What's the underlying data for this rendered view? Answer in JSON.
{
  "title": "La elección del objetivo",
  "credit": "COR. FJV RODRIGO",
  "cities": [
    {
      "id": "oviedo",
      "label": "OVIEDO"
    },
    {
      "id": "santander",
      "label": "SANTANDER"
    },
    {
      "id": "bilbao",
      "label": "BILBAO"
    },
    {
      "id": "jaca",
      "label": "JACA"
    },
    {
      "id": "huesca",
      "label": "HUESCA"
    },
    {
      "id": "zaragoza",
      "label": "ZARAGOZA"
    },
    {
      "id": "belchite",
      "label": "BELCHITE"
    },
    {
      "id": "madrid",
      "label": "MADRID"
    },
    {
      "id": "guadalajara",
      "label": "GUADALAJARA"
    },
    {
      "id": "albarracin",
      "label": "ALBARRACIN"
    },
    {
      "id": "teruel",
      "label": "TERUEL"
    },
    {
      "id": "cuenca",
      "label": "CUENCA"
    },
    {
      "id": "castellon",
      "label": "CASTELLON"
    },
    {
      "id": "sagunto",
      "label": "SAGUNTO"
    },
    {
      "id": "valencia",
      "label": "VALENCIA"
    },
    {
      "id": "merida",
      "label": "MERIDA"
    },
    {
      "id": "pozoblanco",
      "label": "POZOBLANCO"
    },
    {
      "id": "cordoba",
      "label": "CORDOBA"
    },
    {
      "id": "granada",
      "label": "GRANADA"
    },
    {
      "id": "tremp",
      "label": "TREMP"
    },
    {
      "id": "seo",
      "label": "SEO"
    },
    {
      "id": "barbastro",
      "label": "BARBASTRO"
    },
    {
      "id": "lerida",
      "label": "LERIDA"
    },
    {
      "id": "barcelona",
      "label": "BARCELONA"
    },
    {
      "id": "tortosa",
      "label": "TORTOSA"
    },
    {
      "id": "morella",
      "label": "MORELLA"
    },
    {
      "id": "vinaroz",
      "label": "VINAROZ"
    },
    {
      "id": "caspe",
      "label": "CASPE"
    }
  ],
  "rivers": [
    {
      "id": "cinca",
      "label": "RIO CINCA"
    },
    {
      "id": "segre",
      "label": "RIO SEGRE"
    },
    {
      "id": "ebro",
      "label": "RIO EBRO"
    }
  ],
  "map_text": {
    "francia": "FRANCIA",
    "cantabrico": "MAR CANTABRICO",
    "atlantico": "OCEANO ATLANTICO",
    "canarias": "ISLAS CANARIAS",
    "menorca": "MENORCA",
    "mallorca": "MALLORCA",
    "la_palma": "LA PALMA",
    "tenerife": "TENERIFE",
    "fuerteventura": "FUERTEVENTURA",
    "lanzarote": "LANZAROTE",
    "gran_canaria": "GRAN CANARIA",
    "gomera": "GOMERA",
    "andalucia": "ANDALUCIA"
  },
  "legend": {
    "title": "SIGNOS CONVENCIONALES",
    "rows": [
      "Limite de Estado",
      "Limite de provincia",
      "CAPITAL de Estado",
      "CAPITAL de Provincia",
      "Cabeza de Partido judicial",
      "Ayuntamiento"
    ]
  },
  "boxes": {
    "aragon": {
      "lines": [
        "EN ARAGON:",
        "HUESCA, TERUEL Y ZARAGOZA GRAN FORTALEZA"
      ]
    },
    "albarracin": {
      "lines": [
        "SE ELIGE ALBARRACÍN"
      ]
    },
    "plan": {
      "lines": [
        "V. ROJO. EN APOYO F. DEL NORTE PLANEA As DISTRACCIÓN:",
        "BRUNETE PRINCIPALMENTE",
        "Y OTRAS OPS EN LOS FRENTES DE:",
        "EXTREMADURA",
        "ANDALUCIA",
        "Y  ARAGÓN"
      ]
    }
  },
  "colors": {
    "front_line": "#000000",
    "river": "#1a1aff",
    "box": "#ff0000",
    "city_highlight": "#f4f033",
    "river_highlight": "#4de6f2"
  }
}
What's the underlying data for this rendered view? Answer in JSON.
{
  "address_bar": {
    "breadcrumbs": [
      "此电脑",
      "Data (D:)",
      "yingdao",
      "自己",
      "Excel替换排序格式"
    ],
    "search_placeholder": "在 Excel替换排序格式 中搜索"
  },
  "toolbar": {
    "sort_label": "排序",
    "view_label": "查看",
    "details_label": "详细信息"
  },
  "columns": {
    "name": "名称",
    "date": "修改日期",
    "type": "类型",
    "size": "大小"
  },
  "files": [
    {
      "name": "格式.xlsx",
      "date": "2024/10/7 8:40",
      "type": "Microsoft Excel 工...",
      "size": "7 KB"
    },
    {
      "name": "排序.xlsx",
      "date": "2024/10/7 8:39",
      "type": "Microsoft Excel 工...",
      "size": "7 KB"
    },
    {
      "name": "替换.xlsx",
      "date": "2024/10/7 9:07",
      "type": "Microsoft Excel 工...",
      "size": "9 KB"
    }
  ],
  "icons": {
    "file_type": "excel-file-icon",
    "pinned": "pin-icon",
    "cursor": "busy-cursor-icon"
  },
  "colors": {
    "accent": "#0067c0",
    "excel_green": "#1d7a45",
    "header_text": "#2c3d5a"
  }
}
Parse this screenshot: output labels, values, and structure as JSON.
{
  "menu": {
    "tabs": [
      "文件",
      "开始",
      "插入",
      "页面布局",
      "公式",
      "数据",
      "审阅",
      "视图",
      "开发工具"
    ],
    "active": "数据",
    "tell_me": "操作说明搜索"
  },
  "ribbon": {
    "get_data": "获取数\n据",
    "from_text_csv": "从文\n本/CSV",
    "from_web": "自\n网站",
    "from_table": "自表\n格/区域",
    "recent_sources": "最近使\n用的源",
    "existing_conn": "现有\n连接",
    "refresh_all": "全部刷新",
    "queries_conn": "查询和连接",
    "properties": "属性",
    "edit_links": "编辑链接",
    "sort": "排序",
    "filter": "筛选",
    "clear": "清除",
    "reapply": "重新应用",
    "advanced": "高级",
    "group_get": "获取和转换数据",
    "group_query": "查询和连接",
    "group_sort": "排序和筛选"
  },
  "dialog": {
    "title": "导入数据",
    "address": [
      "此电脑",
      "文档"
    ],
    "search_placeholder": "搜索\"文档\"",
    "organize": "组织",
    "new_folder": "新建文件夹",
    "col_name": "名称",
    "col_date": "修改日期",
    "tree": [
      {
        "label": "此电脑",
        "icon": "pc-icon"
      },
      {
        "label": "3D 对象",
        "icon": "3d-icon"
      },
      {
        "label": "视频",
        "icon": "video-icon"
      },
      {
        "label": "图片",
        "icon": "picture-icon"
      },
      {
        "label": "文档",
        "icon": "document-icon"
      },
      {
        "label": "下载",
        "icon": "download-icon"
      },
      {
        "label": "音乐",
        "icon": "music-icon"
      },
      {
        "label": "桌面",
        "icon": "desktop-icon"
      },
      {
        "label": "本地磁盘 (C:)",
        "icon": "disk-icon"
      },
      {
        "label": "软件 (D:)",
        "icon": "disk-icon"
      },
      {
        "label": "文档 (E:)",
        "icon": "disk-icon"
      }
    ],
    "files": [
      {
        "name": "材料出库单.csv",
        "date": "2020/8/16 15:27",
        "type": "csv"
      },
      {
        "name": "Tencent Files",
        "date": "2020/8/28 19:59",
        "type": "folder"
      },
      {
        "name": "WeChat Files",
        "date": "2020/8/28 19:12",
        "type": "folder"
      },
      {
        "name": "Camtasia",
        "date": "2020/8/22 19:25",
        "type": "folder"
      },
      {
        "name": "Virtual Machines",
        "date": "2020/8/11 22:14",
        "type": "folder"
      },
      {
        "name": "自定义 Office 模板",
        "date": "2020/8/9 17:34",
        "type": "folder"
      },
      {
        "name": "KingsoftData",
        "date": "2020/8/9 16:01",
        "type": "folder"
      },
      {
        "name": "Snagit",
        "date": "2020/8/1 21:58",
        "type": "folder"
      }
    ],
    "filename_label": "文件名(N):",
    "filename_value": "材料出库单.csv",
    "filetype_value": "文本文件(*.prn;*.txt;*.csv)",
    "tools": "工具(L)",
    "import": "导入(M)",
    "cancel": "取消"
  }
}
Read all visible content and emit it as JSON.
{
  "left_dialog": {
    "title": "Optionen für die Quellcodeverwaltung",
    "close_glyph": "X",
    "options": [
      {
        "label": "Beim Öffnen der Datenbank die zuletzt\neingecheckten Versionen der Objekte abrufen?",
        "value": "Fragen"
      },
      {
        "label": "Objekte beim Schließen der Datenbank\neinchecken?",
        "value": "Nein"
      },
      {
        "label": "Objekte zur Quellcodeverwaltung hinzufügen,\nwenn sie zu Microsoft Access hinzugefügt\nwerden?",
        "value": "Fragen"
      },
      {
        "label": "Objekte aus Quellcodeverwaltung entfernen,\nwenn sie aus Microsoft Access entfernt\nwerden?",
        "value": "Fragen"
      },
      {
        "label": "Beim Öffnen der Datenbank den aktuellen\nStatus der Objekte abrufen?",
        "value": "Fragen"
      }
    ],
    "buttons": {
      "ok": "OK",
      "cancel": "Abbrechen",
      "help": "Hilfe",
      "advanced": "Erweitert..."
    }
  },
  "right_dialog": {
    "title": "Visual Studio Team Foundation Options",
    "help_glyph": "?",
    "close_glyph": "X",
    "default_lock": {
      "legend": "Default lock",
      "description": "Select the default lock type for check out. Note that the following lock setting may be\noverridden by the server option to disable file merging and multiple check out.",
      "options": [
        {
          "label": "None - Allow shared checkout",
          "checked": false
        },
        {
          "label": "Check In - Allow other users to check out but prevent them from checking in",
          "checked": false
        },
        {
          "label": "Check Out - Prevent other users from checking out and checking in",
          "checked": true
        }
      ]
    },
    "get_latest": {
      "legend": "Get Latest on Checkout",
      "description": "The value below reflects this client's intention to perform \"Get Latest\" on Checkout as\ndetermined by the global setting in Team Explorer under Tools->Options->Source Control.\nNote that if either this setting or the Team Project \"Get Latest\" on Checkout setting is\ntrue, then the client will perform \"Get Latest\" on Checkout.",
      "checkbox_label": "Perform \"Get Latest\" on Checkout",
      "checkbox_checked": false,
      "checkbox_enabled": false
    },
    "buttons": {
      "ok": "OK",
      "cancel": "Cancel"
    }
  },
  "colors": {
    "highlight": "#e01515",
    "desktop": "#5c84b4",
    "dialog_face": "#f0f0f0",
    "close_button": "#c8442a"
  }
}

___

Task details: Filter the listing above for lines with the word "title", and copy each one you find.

Answer to this problem:
  "title": "La elección del objetivo",
    "title": "SIGNOS CONVENCIONALES",
    "title": "导入数据",
    "title": "Optionen für die Quellcodeverwaltung",
    "title": "Visual Studio Team Foundation Options",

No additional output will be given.